Records from a data source

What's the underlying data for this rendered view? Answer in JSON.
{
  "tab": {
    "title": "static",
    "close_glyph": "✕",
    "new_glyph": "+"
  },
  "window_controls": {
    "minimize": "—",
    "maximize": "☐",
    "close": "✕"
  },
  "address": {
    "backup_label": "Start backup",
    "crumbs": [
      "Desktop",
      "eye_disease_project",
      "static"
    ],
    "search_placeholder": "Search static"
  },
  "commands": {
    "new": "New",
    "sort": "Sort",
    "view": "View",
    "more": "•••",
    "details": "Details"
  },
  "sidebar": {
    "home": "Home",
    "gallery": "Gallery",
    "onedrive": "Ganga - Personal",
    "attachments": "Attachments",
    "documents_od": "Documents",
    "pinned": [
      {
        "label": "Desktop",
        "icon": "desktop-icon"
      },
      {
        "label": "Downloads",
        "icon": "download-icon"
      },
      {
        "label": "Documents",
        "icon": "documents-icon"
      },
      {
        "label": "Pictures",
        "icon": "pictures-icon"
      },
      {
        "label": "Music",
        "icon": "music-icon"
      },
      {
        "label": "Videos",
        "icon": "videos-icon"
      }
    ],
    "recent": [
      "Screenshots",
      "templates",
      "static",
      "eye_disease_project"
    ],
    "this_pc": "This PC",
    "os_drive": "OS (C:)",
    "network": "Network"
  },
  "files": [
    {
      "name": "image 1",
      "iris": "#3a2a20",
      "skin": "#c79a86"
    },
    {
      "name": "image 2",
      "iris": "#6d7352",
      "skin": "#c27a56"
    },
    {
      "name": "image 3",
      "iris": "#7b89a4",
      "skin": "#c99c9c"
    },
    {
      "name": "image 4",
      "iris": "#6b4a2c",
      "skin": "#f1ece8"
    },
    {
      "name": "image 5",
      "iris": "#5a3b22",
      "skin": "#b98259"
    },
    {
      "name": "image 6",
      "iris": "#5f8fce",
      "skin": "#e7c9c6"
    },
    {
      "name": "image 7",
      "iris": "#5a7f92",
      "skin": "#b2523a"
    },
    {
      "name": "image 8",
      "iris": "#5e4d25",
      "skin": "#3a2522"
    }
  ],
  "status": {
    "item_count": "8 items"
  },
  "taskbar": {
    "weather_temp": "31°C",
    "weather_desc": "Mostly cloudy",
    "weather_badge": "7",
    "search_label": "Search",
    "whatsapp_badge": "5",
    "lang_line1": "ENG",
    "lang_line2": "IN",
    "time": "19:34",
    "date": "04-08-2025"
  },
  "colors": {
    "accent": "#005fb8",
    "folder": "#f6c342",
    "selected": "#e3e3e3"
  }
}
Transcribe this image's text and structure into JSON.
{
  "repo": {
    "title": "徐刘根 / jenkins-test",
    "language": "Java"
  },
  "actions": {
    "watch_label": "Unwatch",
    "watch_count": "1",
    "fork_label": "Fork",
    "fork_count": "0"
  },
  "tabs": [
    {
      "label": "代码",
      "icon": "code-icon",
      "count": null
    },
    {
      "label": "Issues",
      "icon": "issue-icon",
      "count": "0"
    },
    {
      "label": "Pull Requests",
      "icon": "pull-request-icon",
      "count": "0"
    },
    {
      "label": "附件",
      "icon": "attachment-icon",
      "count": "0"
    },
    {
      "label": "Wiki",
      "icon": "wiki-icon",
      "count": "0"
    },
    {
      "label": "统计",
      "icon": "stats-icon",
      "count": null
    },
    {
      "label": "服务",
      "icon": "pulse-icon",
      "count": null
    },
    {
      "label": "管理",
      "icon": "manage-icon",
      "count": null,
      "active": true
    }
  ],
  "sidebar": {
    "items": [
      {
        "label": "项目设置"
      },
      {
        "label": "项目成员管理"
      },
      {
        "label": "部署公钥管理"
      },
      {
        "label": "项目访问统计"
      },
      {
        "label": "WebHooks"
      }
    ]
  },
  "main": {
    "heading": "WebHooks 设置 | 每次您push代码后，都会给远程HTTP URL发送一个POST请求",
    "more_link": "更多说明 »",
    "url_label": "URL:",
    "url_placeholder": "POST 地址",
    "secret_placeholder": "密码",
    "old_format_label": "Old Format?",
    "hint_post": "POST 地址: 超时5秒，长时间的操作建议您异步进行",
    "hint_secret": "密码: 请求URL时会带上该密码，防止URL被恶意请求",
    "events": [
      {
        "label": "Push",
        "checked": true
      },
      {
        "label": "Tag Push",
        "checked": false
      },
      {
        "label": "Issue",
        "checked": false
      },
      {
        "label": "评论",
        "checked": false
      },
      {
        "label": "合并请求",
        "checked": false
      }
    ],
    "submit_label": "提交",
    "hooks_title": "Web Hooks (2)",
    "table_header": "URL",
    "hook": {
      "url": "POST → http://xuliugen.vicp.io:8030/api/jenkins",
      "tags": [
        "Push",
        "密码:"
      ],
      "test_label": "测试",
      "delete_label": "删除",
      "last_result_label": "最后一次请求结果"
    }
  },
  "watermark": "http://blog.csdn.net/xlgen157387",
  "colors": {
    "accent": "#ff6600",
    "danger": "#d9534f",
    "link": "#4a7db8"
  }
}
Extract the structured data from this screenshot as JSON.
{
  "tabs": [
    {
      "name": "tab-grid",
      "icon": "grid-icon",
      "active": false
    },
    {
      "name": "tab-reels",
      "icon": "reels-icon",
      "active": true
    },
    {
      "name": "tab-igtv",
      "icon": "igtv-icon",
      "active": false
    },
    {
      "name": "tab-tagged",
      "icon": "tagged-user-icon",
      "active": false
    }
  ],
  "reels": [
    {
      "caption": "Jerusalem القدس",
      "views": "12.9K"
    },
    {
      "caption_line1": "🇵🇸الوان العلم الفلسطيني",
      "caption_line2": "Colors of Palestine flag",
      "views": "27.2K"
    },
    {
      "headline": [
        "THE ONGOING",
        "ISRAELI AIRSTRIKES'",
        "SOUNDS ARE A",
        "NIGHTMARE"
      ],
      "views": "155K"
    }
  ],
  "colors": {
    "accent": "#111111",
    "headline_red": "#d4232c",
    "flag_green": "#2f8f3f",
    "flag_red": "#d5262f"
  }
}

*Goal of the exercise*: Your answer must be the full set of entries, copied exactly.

*Solution to the exercise*:
What's the underlying data for this rendered view? Answer in JSON.
{
  "tab": {
    "title": "static",
    "close_glyph": "✕",
    "new_glyph": "+"
  },
  "window_controls": {
    "minimize": "—",
    "maximize": "☐",
    "close": "✕"
  },
  "address": {
    "backup_label": "Start backup",
    "crumbs": [
      "Desktop",
      "eye_disease_project",
      "static"
    ],
    "search_placeholder": "Search static"
  },
  "commands": {
    "new": "New",
    "sort": "Sort",
    "view": "View",
    "more": "•••",
    "details": "Details"
  },
  "sidebar": {
    "home": "Home",
    "gallery": "Gallery",
    "onedrive": "Ganga - Personal",
    "attachments": "Attachments",
    "documents_od": "Documents",
    "pinned": [
      {
        "label": "Desktop",
        "icon": "desktop-icon"
      },
      {
        "label": "Downloads",
        "icon": "download-icon"
      },
      {
        "label": "Documents",
        "icon": "documents-icon"
      },
      {
        "label": "Pictures",
        "icon": "pictures-icon"
      },
      {
        "label": "Music",
        "icon": "music-icon"
      },
      {
        "label": "Videos",
        "icon": "videos-icon"
      }
    ],
    "recent": [
      "Screenshots",
      "templates",
      "static",
      "eye_disease_project"
    ],
    "this_pc": "This PC",
    "os_drive": "OS (C:)",
    "network": "Network"
  },
  "files": [
    {
      "name": "image 1",
      "iris": "#3a2a20",
      "skin": "#c79a86"
    },
    {
      "name": "image 2",
      "iris": "#6d7352",
      "skin": "#c27a56"
    },
    {
      "name": "image 3",
      "iris": "#7b89a4",
      "skin": "#c99c9c"
    },
    {
      "name": "image 4",
      "iris": "#6b4a2c",
      "skin": "#f1ece8"
    },
    {
      "name": "image 5",
      "iris": "#5a3b22",
      "skin": "#b98259"
    },
    {
      "name": "image 6",
      "iris": "#5f8fce",
      "skin": "#e7c9c6"
    },
    {
      "name": "image 7",
      "iris": "#5a7f92",
      "skin": "#b2523a"
    },
    {
      "name": "image 8",
      "iris": "#5e4d25",
      "skin": "#3a2522"
    }
  ],
  "status": {
    "item_count": "8 items"
  },
  "taskbar": {
    "weather_temp": "31°C",
    "weather_desc": "Mostly cloudy",
    "weather_badge": "7",
    "search_label": "Search",
    "whatsapp_badge": "5",
    "lang_line1": "ENG",
    "lang_line2": "IN",
    "time": "19:34",
    "date": "04-08-2025"
  },
  "colors": {
    "accent": "#005fb8",
    "folder": "#f6c342",
    "selected": "#e3e3e3"
  }
}
Transcribe this image's text and structure into JSON.
{
  "repo": {
    "title": "徐刘根 / jenkins-test",
    "language": "Java"
  },
  "actions": {
    "watch_label": "Unwatch",
    "watch_count": "1",
    "fork_label": "Fork",
    "fork_count": "0"
  },
  "tabs": [
    {
      "label": "代码",
      "icon": "code-icon",
      "count": null
    },
    {
      "label": "Issues",
      "icon": "issue-icon",
      "count": "0"
    },
    {
      "label": "Pull Requests",
      "icon": "pull-request-icon",
      "count": "0"
    },
    {
      "label": "附件",
      "icon": "attachment-icon",
      "count": "0"
    },
    {
      "label": "Wiki",
      "icon": "wiki-icon",
      "count": "0"
    },
    {
      "label": "统计",
      "icon": "stats-icon",
      "count": null
    },
    {
      "label": "服务",
      "icon": "pulse-icon",
      "count": null
    },
    {
      "label": "管理",
      "icon": "manage-icon",
      "count": null,
      "active": true
    }
  ],
  "sidebar": {
    "items": [
      {
        "label": "项目设置"
      },
      {
        "label": "项目成员管理"
      },
      {
        "label": "部署公钥管理"
      },
      {
        "label": "项目访问统计"
      },
      {
        "label": "WebHooks"
      }
    ]
  },
  "main": {
    "heading": "WebHooks 设置 | 每次您push代码后，都会给远程HTTP URL发送一个POST请求",
    "more_link": "更多说明 »",
    "url_label": "URL:",
    "url_placeholder": "POST 地址",
    "secret_placeholder": "密码",
    "old_format_label": "Old Format?",
    "hint_post": "POST 地址: 超时5秒，长时间的操作建议您异步进行",
    "hint_secret": "密码: 请求URL时会带上该密码，防止URL被恶意请求",
    "events": [
      {
        "label": "Push",
        "checked": true
      },
      {
        "label": "Tag Push",
        "checked": false
      },
      {
        "label": "Issue",
        "checked": false
      },
      {
        "label": "评论",
        "checked": false
      },
      {
        "label": "合并请求",
        "checked": false
      }
    ],
    "submit_label": "提交",
    "hooks_title": "Web Hooks (2)",
    "table_header": "URL",
    "hook": {
      "url": "POST → http://xuliugen.vicp.io:8030/api/jenkins",
      "tags": [
        "Push",
        "密码:"
      ],
      "test_label": "测试",
      "delete_label": "删除",
      "last_result_label": "最后一次请求结果"
    }
  },
  "watermark": "http://blog.csdn.net/xlgen157387",
  "colors": {
    "accent": "#ff6600",
    "danger": "#d9534f",
    "link": "#4a7db8"
  }
}
Extract the structured data from this screenshot as JSON.
{
  "tabs": [
    {
      "name": "tab-grid",
      "icon": "grid-icon",
      "active": false
    },
    {
      "name": "tab-reels",
      "icon": "reels-icon",
      "active": true
    },
    {
      "name": "tab-igtv",
      "icon": "igtv-icon",
      "active": false
    },
    {
      "name": "tab-tagged",
      "icon": "tagged-user-icon",
      "active": false
    }
  ],
  "reels": [
    {
      "caption": "Jerusalem القدس",
      "views": "12.9K"
    },
    {
      "caption_line1": "🇵🇸الوان العلم الفلسطيني",
      "caption_line2": "Colors of Palestine flag",
      "views": "27.2K"
    },
    {
      "headline": [
        "THE ONGOING",
        "ISRAELI AIRSTRIKES'",
        "SOUNDS ARE A",
        "NIGHTMARE"
      ],
      "views": "155K"
    }
  ],
  "colors": {
    "accent": "#111111",
    "headline_red": "#d4232c",
    "flag_green": "#2f8f3f",
    "flag_red": "#d5262f"
  }
}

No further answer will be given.